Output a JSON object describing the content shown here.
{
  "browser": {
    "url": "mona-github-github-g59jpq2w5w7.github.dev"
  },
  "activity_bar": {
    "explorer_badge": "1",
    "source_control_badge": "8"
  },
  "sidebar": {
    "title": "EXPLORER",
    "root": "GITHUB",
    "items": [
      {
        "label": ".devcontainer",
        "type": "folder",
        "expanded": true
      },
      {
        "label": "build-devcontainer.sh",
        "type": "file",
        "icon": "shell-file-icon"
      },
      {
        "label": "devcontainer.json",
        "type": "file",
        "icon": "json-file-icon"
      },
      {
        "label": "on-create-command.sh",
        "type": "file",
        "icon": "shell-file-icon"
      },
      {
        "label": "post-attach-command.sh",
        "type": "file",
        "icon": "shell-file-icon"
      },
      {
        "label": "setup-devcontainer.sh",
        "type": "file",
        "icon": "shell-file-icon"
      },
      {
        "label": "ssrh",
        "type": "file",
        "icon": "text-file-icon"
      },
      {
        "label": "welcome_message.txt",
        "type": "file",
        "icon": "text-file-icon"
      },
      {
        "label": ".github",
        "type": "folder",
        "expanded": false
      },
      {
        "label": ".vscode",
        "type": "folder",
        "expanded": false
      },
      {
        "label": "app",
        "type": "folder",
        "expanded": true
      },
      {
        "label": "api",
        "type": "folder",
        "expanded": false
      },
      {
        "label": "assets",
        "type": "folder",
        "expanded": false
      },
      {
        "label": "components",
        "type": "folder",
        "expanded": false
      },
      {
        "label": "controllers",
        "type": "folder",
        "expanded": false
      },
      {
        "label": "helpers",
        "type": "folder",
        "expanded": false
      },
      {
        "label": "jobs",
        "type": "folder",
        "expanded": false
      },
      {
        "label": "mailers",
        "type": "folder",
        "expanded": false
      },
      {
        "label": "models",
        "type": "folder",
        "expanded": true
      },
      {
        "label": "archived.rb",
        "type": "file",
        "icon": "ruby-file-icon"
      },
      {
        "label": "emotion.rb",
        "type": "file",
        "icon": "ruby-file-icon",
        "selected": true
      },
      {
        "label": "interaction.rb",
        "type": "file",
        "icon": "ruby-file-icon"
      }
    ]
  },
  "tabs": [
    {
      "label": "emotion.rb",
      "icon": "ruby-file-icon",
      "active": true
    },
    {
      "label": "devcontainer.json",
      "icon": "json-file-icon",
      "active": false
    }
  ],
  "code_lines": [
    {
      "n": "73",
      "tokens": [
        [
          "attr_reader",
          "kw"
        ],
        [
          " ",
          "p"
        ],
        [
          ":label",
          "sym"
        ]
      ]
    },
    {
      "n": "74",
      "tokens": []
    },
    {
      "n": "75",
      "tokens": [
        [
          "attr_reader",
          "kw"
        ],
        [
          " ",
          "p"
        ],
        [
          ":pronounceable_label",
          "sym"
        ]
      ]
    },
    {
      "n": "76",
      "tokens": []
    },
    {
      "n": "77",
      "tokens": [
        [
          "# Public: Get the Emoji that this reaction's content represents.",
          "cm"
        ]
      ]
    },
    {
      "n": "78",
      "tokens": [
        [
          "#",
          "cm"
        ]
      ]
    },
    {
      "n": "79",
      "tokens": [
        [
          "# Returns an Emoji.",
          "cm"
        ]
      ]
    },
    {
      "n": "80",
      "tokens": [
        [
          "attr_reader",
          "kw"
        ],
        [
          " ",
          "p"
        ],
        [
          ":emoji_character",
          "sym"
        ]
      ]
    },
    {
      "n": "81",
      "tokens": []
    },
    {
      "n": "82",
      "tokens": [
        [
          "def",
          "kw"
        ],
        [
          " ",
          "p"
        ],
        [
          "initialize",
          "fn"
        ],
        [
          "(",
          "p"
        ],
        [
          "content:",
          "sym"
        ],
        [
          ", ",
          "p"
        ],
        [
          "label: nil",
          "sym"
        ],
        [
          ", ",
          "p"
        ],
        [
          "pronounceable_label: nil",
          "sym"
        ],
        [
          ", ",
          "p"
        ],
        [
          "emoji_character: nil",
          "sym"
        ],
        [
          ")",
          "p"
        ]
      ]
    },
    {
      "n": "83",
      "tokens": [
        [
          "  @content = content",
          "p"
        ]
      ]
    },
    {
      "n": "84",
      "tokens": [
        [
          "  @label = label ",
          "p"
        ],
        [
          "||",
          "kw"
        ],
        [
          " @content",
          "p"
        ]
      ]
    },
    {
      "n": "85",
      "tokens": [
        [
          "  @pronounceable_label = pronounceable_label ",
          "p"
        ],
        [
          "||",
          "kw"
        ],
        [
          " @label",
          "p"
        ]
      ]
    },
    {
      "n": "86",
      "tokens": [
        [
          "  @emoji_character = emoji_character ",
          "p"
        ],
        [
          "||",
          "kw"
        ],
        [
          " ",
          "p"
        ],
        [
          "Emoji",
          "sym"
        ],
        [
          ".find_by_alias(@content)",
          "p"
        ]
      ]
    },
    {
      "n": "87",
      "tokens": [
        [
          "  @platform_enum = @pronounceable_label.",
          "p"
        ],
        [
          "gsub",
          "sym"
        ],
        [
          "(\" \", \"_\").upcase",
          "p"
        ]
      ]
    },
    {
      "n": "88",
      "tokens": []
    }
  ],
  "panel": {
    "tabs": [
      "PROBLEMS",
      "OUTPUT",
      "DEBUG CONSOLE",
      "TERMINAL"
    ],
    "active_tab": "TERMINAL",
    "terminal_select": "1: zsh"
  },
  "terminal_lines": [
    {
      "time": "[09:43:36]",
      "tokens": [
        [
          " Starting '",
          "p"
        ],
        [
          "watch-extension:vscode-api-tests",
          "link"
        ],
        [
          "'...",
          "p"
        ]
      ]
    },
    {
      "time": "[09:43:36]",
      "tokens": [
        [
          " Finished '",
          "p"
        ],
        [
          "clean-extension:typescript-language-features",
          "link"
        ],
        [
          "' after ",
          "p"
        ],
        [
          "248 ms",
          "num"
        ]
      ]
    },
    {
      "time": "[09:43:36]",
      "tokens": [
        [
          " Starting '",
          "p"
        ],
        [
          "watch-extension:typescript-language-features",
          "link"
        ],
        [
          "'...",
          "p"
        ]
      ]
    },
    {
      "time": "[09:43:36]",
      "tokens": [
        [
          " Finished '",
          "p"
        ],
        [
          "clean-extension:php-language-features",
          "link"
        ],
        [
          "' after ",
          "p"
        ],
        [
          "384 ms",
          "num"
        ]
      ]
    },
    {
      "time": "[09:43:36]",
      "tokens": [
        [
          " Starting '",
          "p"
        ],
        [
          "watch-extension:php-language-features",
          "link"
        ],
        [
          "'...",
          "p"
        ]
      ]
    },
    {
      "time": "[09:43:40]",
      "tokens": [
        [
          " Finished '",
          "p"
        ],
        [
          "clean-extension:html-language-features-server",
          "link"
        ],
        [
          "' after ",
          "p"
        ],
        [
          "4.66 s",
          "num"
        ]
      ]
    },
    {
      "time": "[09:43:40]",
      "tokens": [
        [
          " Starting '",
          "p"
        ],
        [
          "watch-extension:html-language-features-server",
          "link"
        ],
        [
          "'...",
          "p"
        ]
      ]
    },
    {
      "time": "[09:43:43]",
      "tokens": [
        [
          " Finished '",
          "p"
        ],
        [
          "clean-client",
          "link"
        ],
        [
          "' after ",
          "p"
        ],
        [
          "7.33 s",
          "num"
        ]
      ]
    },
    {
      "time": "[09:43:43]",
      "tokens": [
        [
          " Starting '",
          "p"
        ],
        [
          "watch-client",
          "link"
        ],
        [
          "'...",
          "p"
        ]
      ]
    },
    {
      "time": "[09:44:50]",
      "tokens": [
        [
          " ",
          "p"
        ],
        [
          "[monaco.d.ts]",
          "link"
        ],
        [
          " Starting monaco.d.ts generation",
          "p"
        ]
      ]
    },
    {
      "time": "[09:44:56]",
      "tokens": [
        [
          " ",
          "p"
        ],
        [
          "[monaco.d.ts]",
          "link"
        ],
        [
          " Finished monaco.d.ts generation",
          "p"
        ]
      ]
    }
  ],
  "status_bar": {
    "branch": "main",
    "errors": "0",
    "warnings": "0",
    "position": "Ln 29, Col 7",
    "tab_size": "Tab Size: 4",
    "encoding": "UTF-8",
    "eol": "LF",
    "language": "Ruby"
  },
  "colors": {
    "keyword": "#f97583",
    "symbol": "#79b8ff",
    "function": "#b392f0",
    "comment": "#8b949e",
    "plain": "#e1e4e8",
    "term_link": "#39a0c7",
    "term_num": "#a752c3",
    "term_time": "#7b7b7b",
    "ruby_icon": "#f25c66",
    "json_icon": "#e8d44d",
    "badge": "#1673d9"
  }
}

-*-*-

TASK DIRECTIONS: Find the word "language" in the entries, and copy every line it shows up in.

REPLY TO THE TASK:
          "clean-extension:typescript-language-features",
          "watch-extension:typescript-language-features",
          "clean-extension:php-language-features",
          "watch-extension:php-language-features",
          "clean-extension:html-language-features-server",
          "watch-extension:html-language-features-server",
    "language": "Ruby"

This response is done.